(Beginning of MATERIAL FOR THE TASK)

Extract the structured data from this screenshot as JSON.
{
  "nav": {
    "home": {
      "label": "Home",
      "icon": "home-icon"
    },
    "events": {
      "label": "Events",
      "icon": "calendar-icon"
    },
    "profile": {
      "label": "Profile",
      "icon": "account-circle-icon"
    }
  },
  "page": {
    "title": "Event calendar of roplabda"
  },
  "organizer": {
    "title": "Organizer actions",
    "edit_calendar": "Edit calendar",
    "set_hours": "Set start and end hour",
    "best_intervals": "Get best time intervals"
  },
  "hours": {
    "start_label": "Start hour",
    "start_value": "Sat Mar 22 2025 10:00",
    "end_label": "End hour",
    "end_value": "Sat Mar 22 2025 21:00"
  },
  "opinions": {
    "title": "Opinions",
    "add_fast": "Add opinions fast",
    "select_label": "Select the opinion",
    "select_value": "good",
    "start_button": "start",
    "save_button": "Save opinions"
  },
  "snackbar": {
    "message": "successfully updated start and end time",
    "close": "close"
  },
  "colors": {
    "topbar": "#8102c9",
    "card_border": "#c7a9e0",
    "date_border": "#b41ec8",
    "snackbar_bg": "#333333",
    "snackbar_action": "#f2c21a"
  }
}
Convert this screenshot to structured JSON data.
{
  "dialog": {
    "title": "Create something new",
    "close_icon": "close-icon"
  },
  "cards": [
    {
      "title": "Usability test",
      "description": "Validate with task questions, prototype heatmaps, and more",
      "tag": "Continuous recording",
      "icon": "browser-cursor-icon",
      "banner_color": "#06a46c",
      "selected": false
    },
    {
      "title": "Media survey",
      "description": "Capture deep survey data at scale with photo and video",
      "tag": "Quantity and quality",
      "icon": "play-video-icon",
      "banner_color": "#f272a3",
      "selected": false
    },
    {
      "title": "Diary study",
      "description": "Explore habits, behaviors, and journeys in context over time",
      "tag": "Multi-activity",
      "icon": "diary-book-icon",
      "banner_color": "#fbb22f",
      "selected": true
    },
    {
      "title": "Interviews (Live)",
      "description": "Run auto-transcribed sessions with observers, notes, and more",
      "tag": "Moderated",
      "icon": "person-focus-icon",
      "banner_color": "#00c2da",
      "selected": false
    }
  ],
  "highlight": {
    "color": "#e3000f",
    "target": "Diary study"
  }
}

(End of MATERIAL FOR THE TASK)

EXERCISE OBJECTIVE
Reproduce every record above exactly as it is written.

TASK RESPONSE
Extract the structured data from this screenshot as JSON.
{
  "nav": {
    "home": {
      "label": "Home",
      "icon": "home-icon"
    },
    "events": {
      "label": "Events",
      "icon": "calendar-icon"
    },
    "profile": {
      "label": "Profile",
      "icon": "account-circle-icon"
    }
  },
  "page": {
    "title": "Event calendar of roplabda"
  },
  "organizer": {
    "title": "Organizer actions",
    "edit_calendar": "Edit calendar",
    "set_hours": "Set start and end hour",
    "best_intervals": "Get best time intervals"
  },
  "hours": {
    "start_label": "Start hour",
    "start_value": "Sat Mar 22 2025 10:00",
    "end_label": "End hour",
    "end_value": "Sat Mar 22 2025 21:00"
  },
  "opinions": {
    "title": "Opinions",
    "add_fast": "Add opinions fast",
    "select_label": "Select the opinion",
    "select_value": "good",
    "start_button": "start",
    "save_button": "Save opinions"
  },
  "snackbar": {
    "message": "successfully updated start and end time",
    "close": "close"
  },
  "colors": {
    "topbar": "#8102c9",
    "card_border": "#c7a9e0",
    "date_border": "#b41ec8",
    "snackbar_bg": "#333333",
    "snackbar_action": "#f2c21a"
  }
}
Convert this screenshot to structured JSON data.
{
  "dialog": {
    "title": "Create something new",
    "close_icon": "close-icon"
  },
  "cards": [
    {
      "title": "Usability test",
      "description": "Validate with task questions, prototype heatmaps, and more",
      "tag": "Continuous recording",
      "icon": "browser-cursor-icon",
      "banner_color": "#06a46c",
      "selected": false
    },
    {
      "title": "Media survey",
      "description": "Capture deep survey data at scale with photo and video",
      "tag": "Quantity and quality",
      "icon": "play-video-icon",
      "banner_color": "#f272a3",
      "selected": false
    },
    {
      "title": "Diary study",
      "description": "Explore habits, behaviors, and journeys in context over time",
      "tag": "Multi-activity",
      "icon": "diary-book-icon",
      "banner_color": "#fbb22f",
      "selected": true
    },
    {
      "title": "Interviews (Live)",
      "description": "Run auto-transcribed sessions with observers, notes, and more",
      "tag": "Moderated",
      "icon": "person-focus-icon",
      "banner_color": "#00c2da",
      "selected": false
    }
  ],
  "highlight": {
    "color": "#e3000f",
    "target": "Diary study"
  }
}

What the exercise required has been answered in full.